“Price rises are only making it harder for us,” Dong added, reeling off a list of vegetable price hikes, symptoms of China’s roaring inflation.
To be sure, Ankang is not the poorest place in China, nor is Shaanxi.
That dubious distinction goes to landlocked southwestern Guizhou province, where the average annual net income of farmers, at just shy of 2,000 yuan ($281) in 2006, is about one tenth that of the average total income of city dwellers in booming Shanghai.
Over the last decade, while national per capita income for both rural and urban residents have both risen, it has gone up much faster in the cities.
Between 1997 and 2007, average annual per capita incomes in rural areas rose to 4,140 yuan from 2,090 yuan.
Over the same period, that figure went from 5,160 yuan to 13,786 yuan for farmers’ city cousins.
Ankang, hemmed in by mountains and far from the sea, making it hardly a top choice for foreign or domestic investment, oozes poverty and disparity, even with a massive government works scheme to build roads and railways to ease the isolation.
In Ankang last year, farmers’ average annual income was a paltry 2,256 yuan, up a sixth on 2006, a tiny sum but still one hailed by the city government.
“The whole city has jumped past the 2,000 yuan mark, the net increase has reached a historic high, and the growth rate is the highest in a decade,” Ankang’s statistical bureau said in a hopeful statement on its Web site (www.akstats.gov.cn).
Some people in Ankang have made money, and lots of it, mainly from mining to feed China’s resource-hungry economy.
But their chic new sedans stand out in marked contrast to the much more dominant hand-drawn carts dragging everything from fridges to coal around the city.
New apartment blocks tower over run-down houses by the side of the Han River which runs through Ankang.
“Those places are not for us,” complained Fang Zhilang, sitting cradling her newborn outside her simple brick home, the door opened to reveal an interior bare of all but the most basic necessities.
“They are for the rich. There are lots of poor here and few rich,” she added.
In the provincial capital Xian, better known as home of the Terracotta Warriors, the gap between rich and poor is apparent in the beggars who roam the same streets where designer European clothes brands have opened outlets.

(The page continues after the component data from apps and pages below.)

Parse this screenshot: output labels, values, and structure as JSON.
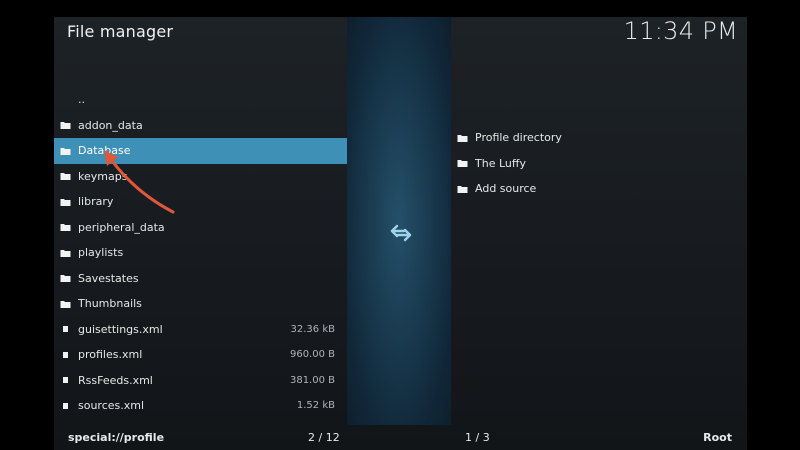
{
  "header": {
    "title": "File manager",
    "clock": "11:34 PM"
  },
  "left_pane": {
    "items": [
      {
        "label": "..",
        "icon": "none",
        "size": ""
      },
      {
        "label": "addon_data",
        "icon": "folder-icon",
        "size": ""
      },
      {
        "label": "Database",
        "icon": "folder-icon",
        "size": "",
        "selected": true
      },
      {
        "label": "keymaps",
        "icon": "folder-icon",
        "size": ""
      },
      {
        "label": "library",
        "icon": "folder-icon",
        "size": ""
      },
      {
        "label": "peripheral_data",
        "icon": "folder-icon",
        "size": ""
      },
      {
        "label": "playlists",
        "icon": "folder-icon",
        "size": ""
      },
      {
        "label": "Savestates",
        "icon": "folder-icon",
        "size": ""
      },
      {
        "label": "Thumbnails",
        "icon": "folder-icon",
        "size": ""
      },
      {
        "label": "guisettings.xml",
        "icon": "file-icon",
        "size": "32.36 kB"
      },
      {
        "label": "profiles.xml",
        "icon": "file-icon",
        "size": "960.00 B"
      },
      {
        "label": "RssFeeds.xml",
        "icon": "file-icon",
        "size": "381.00 B"
      },
      {
        "label": "sources.xml",
        "icon": "file-icon",
        "size": "1.52 kB"
      }
    ],
    "footer_path": "special://profile",
    "footer_count": "2 / 12"
  },
  "right_pane": {
    "items": [
      {
        "label": "Profile directory",
        "icon": "folder-icon"
      },
      {
        "label": "The Luffy",
        "icon": "folder-icon"
      },
      {
        "label": "Add source",
        "icon": "folder-icon"
      }
    ],
    "footer_count": "1 / 3",
    "footer_path": "Root"
  },
  "colors": {
    "selection": "#3f90b6",
    "center_strip": "#1a3b50",
    "annotation_arrow": "#e0573a"
  }
}
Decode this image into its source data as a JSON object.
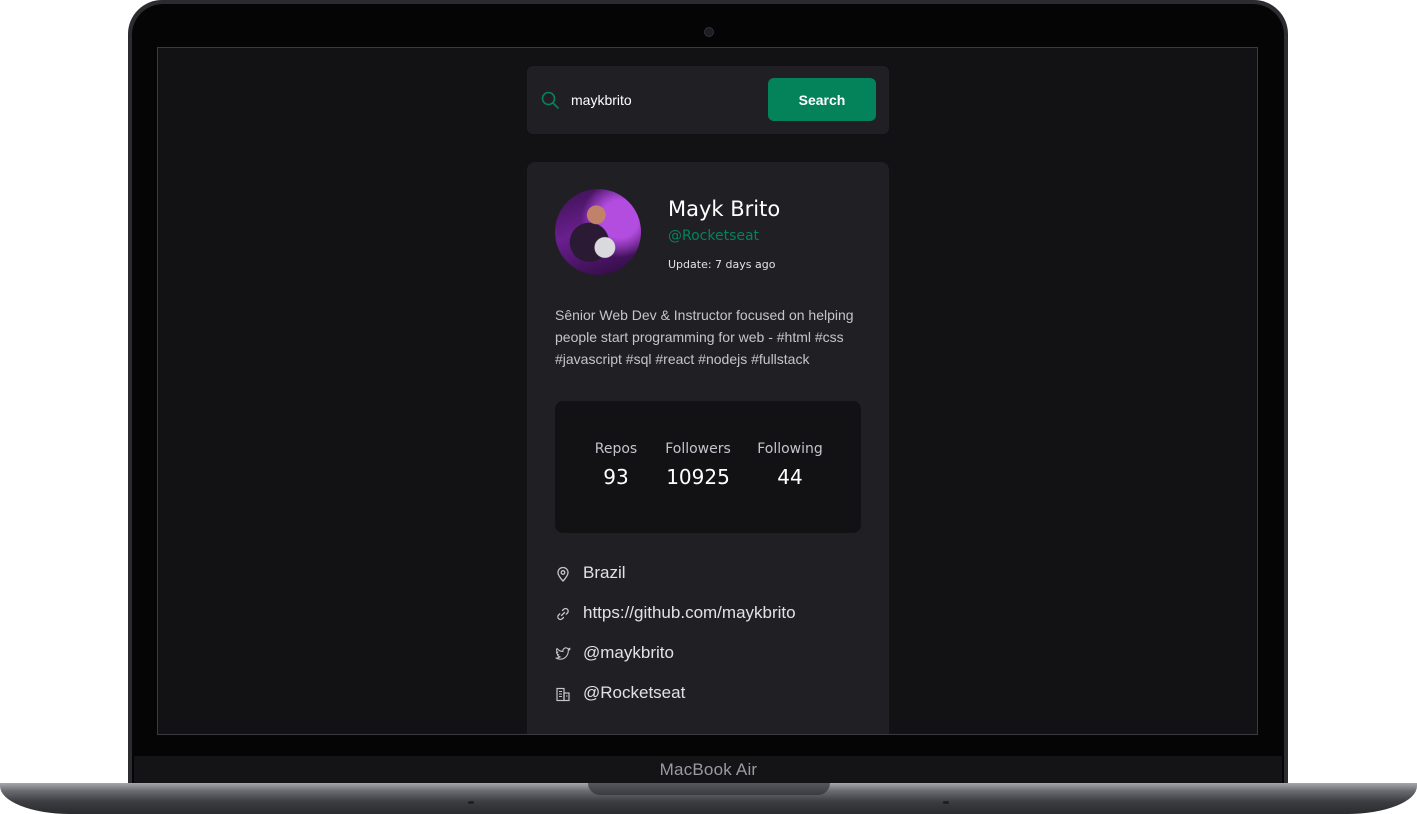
{
  "search": {
    "value": "maykbrito",
    "button_label": "Search"
  },
  "profile": {
    "name": "Mayk Brito",
    "company_handle": "@Rocketseat",
    "updated": "Update: 7 days ago",
    "bio": "Sênior Web Dev & Instructor focused on helping people start programming for web - #html #css #javascript #sql #react #nodejs #fullstack"
  },
  "stats": [
    {
      "label": "Repos",
      "value": "93"
    },
    {
      "label": "Followers",
      "value": "10925"
    },
    {
      "label": "Following",
      "value": "44"
    }
  ],
  "info": [
    {
      "icon": "map-pin-icon",
      "text": "Brazil"
    },
    {
      "icon": "link-icon",
      "text": "https://github.com/maykbrito"
    },
    {
      "icon": "twitter-icon",
      "text": "@maykbrito"
    },
    {
      "icon": "building-icon",
      "text": "@Rocketseat"
    }
  ],
  "device": {
    "model_label": "MacBook Air"
  },
  "colors": {
    "accent": "#04835a",
    "background": "#121214",
    "card": "#202024"
  }
}
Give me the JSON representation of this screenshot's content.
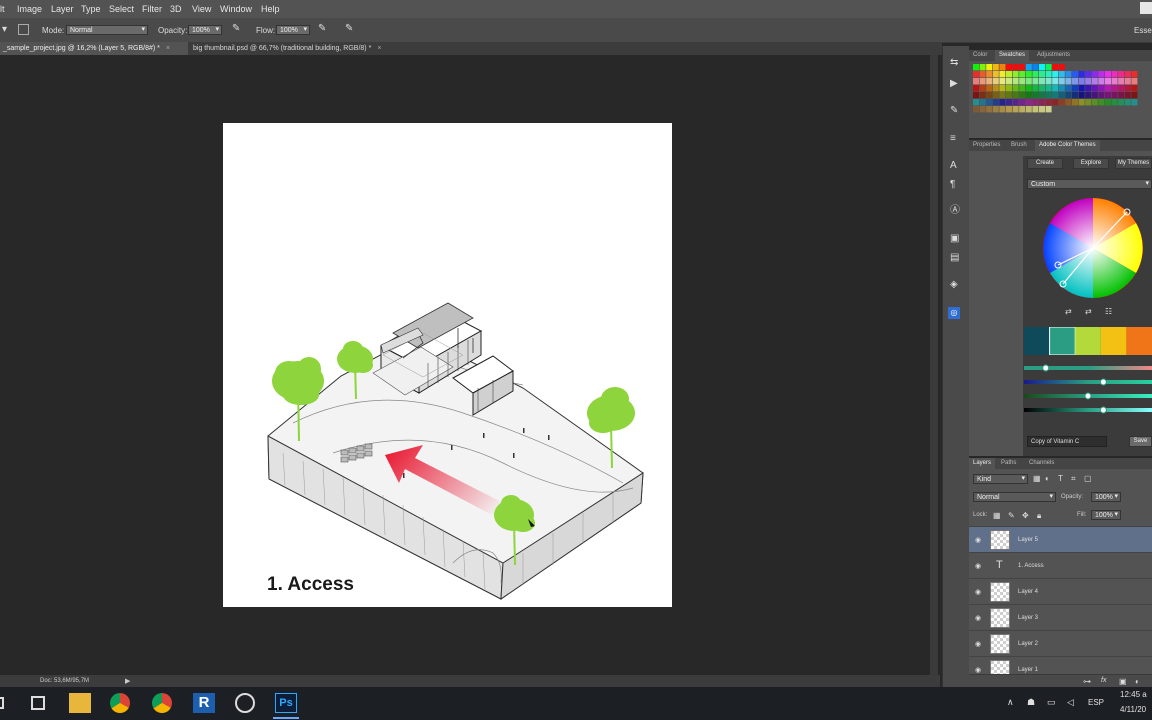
{
  "menu": [
    "lt",
    "Image",
    "Layer",
    "Type",
    "Select",
    "Filter",
    "3D",
    "View",
    "Window",
    "Help"
  ],
  "options": {
    "mode_label": "Mode:",
    "mode_value": "Normal",
    "opacity_label": "Opacity:",
    "opacity_value": "100%",
    "flow_label": "Flow:",
    "flow_value": "100%",
    "workspace": "Esse"
  },
  "tabs": [
    {
      "title": "_sample_project.jpg @ 16,2% (Layer 5, RGB/8#) *",
      "close": "×"
    },
    {
      "title": "big thumbnail.psd @ 66,7% (traditional building, RGB/8) *",
      "close": "×"
    }
  ],
  "canvas": {
    "caption": "1. Access"
  },
  "status": {
    "doc": "Doc: 53,6M/95,7M",
    "arrow": "▶"
  },
  "swatches_panel": {
    "tabs": [
      "Color",
      "Swatches",
      "Adjustments"
    ],
    "active": "Swatches"
  },
  "color_themes_panel": {
    "tabs": [
      "Properties",
      "Brush",
      "Adobe Color Themes"
    ],
    "subtabs": [
      "Create",
      "Explore",
      "My Themes"
    ],
    "rule": "Custom",
    "theme_name": "Copy of Vitamin C",
    "save": "Save",
    "theme_colors": [
      "#0f4a5a",
      "#2a9d82",
      "#b4d93a",
      "#f2c114",
      "#f07418"
    ],
    "sliders": [
      0.17,
      0.62,
      0.5,
      0.62
    ]
  },
  "layers_panel": {
    "tabs": [
      "Layers",
      "Paths",
      "Channels"
    ],
    "kind": "Kind",
    "blend": "Normal",
    "opacity_label": "Opacity:",
    "opacity_value": "100%",
    "lock_label": "Lock:",
    "fill_label": "Fill:",
    "fill_value": "100%",
    "layers": [
      {
        "name": "Layer 5",
        "type": "pixel",
        "selected": true
      },
      {
        "name": "1. Access",
        "type": "text",
        "selected": false
      },
      {
        "name": "Layer 4",
        "type": "pixel",
        "selected": false
      },
      {
        "name": "Layer 3",
        "type": "pixel",
        "selected": false
      },
      {
        "name": "Layer 2",
        "type": "pixel",
        "selected": false
      },
      {
        "name": "Layer 1",
        "type": "pixel",
        "selected": false
      }
    ],
    "text_layer_glyph": "T",
    "fx": "fx"
  },
  "taskbar": {
    "lang": "ESP",
    "time": "12:45 a",
    "date": "4/11/20",
    "revit_letter": "R",
    "ps_letter": "Ps"
  },
  "colors": {
    "accent_selected": "#60708a",
    "arrow_red": "#e8102a",
    "tree_green": "#8ed43c"
  }
}
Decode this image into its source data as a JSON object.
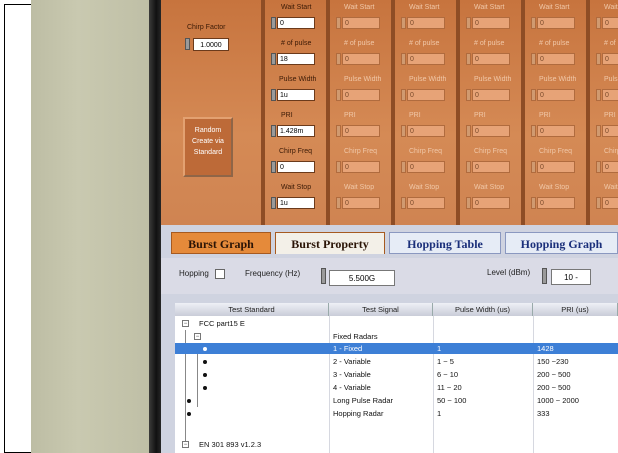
{
  "panel": {
    "chirp_factor_label": "Chirp Factor",
    "chirp_factor_value": "1.0000",
    "random_button": "Random Create via Standard",
    "labels": {
      "wait_start": "Wait Start",
      "num_pulse": "# of pulse",
      "pulse_width": "Pulse Width",
      "pri": "PRI",
      "chirp_freq": "Chirp Freq",
      "wait_stop": "Wait Stop"
    },
    "col1": {
      "wait_start": "0",
      "num_pulse": "18",
      "pulse_width": "1u",
      "pri": "1.428m",
      "chirp_freq": "0",
      "wait_stop": "1u"
    },
    "other_cols_value": "0"
  },
  "tabs": [
    {
      "label": "Burst Graph"
    },
    {
      "label": "Burst Property"
    },
    {
      "label": "Hopping Table"
    },
    {
      "label": "Hopping Graph"
    }
  ],
  "controls": {
    "hopping_label": "Hopping",
    "frequency_label": "Frequency (Hz)",
    "frequency_value": "5.500G",
    "level_label": "Level (dBm)",
    "level_value": "10 -"
  },
  "table": {
    "headers": [
      "Test Standard",
      "Test Signal",
      "Pulse Width (us)",
      "PRI (us)"
    ],
    "group1": "FCC part15 E",
    "subgroup": "Fixed Radars",
    "rows": [
      {
        "signal": "1 - Fixed",
        "pw": "1",
        "pri": "1428"
      },
      {
        "signal": "2 - Variable",
        "pw": "1 ~ 5",
        "pri": "150 ~230"
      },
      {
        "signal": "3 - Variable",
        "pw": "6 ~ 10",
        "pri": "200 ~ 500"
      },
      {
        "signal": "4 - Variable",
        "pw": "11 ~ 20",
        "pri": "200 ~ 500"
      },
      {
        "signal": "Long Pulse Radar",
        "pw": "50 ~ 100",
        "pri": "1000 ~ 2000"
      },
      {
        "signal": "Hopping Radar",
        "pw": "1",
        "pri": "333"
      }
    ],
    "group2": "EN 301 893 v1.2.3"
  }
}
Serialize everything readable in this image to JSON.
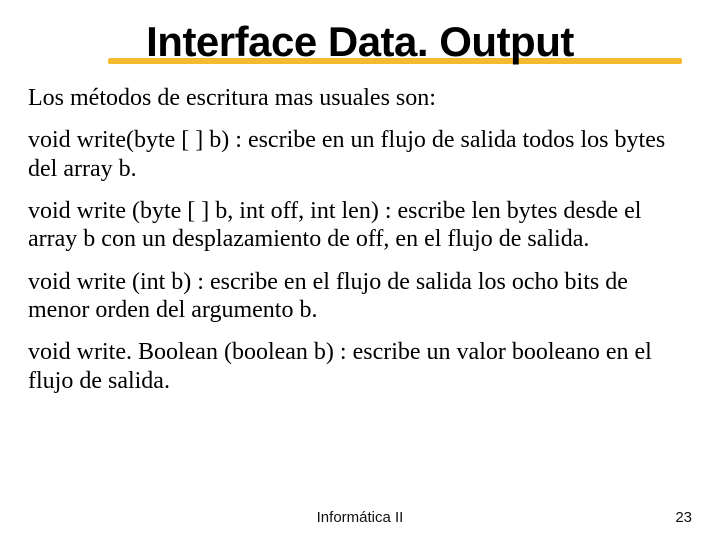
{
  "title": "Interface Data. Output",
  "intro": "Los métodos de escritura mas usuales son:",
  "paragraphs": [
    "void write(byte [ ] b) : escribe en un flujo de salida todos los bytes del array b.",
    "void write (byte [ ] b, int off, int len) : escribe len bytes desde el array b con un desplazamiento de off, en el flujo de salida.",
    "void write (int b) : escribe en el flujo de salida los ocho bits de menor orden del argumento b.",
    "void write. Boolean (boolean b) : escribe un valor booleano en el flujo de salida."
  ],
  "footer": {
    "center": "Informática II",
    "page": "23"
  }
}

“The new rich here have no culture either. They made all their money from coal mines, and they think they can lord it over the rest of us,” said Xian resident Xu Jinhong.
Yet there is little sign in Ankang of the unrest the government is so worried about.
Casual labourer Zhang Kun, washing laundry by hand in the Han River, made what could perhaps be considered a surprising remark when asked what he thought of Ankang’s disparities.
“Of course, I would be lying if I didn’t say I was jealous of the big cars being driven around by those rich guys,” he said, as his two friends nodded their heads in agreement.
“It actually makes we want to work harder, so I can have a car like that one day.”
Tang says he has nothing to be ashamed of for being what in Ankang counts as rich.
“It seems unfair that our family became rich when so many others in Ankang are so poor,” said Tang, who drives a Volkswagen sedan and whose father, he proudly adds, has just bought a brand new imported Chrysler.
“But my father came from a poor background and worked his way up. He didn’t even finish primary school.”
Editing by Jerry Norton and Sonya Hepinstall